Data section start
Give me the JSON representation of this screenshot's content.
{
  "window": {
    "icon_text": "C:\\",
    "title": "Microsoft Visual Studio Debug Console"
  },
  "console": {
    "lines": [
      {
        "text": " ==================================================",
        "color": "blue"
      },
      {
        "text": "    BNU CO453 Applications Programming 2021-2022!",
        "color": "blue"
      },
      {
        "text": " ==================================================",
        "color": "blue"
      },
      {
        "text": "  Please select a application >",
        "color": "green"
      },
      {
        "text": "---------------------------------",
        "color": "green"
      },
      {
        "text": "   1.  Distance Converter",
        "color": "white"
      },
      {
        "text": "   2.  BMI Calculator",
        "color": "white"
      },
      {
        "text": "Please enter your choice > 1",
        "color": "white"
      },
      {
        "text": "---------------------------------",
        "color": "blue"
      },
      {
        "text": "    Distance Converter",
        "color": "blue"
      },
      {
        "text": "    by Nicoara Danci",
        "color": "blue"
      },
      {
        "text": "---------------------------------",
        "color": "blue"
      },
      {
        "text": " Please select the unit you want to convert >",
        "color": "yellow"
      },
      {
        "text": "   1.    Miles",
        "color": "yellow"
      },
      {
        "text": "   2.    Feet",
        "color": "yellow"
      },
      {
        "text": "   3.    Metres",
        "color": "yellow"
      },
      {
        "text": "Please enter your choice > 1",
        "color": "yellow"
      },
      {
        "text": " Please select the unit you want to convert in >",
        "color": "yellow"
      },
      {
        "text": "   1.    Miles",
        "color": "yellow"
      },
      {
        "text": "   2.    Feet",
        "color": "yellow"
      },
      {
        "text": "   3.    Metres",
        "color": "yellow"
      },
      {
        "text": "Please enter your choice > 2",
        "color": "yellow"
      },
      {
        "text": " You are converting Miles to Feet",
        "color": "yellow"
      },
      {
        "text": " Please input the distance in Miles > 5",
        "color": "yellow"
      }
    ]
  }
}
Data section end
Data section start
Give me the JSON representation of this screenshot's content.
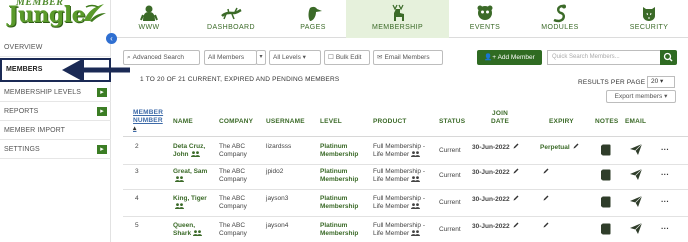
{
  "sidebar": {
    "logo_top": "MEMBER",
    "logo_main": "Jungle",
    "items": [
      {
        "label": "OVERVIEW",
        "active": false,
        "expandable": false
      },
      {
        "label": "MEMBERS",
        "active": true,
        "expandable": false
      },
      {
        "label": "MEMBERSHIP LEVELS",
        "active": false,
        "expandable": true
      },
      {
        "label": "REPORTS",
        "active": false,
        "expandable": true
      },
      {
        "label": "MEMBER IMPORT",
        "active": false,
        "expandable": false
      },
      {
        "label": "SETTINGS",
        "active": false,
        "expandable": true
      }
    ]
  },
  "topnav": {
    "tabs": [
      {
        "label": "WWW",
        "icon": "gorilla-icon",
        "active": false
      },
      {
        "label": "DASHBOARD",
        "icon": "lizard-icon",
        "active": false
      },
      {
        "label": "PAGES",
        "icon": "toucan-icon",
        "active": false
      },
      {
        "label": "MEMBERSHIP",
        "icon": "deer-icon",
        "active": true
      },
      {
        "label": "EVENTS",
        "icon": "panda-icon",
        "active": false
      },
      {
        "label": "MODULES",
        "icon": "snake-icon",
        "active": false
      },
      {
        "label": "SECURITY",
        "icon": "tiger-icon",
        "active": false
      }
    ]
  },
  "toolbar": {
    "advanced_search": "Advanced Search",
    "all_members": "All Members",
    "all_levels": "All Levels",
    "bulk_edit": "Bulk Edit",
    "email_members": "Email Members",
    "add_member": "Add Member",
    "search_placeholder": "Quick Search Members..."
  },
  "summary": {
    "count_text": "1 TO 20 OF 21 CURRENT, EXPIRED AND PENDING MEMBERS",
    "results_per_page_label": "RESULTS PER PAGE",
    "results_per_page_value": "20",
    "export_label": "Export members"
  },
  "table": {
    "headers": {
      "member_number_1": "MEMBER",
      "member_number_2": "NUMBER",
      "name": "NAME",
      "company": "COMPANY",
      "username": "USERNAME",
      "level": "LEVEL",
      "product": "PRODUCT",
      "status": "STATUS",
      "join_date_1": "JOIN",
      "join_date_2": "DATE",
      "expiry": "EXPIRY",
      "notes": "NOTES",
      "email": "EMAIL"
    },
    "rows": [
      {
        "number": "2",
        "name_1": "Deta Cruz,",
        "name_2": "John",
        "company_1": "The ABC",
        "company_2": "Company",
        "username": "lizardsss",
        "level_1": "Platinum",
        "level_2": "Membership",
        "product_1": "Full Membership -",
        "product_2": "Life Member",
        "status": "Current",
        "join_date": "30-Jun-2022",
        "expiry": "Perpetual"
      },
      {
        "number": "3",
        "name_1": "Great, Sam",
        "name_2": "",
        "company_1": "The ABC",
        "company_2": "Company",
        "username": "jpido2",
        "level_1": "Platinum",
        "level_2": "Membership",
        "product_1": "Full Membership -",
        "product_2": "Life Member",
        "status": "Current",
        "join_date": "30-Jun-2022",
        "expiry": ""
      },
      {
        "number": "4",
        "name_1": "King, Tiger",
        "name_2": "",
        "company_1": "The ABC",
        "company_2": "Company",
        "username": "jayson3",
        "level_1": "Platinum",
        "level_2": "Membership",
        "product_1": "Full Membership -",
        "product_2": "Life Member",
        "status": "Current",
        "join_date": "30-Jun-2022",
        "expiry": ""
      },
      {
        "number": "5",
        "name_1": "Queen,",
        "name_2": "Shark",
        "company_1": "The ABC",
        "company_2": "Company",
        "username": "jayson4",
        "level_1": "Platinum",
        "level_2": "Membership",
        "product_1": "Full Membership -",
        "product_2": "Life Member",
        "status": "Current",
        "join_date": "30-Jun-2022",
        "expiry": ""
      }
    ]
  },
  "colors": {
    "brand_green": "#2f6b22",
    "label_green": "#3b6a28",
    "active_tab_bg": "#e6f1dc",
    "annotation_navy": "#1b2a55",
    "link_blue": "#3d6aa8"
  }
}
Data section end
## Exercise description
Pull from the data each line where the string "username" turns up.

## Solution
      "username": "USERNAME",
        "username": "lizardsss",
        "username": "jpido2",
        "username": "jayson3",
        "username": "jayson4",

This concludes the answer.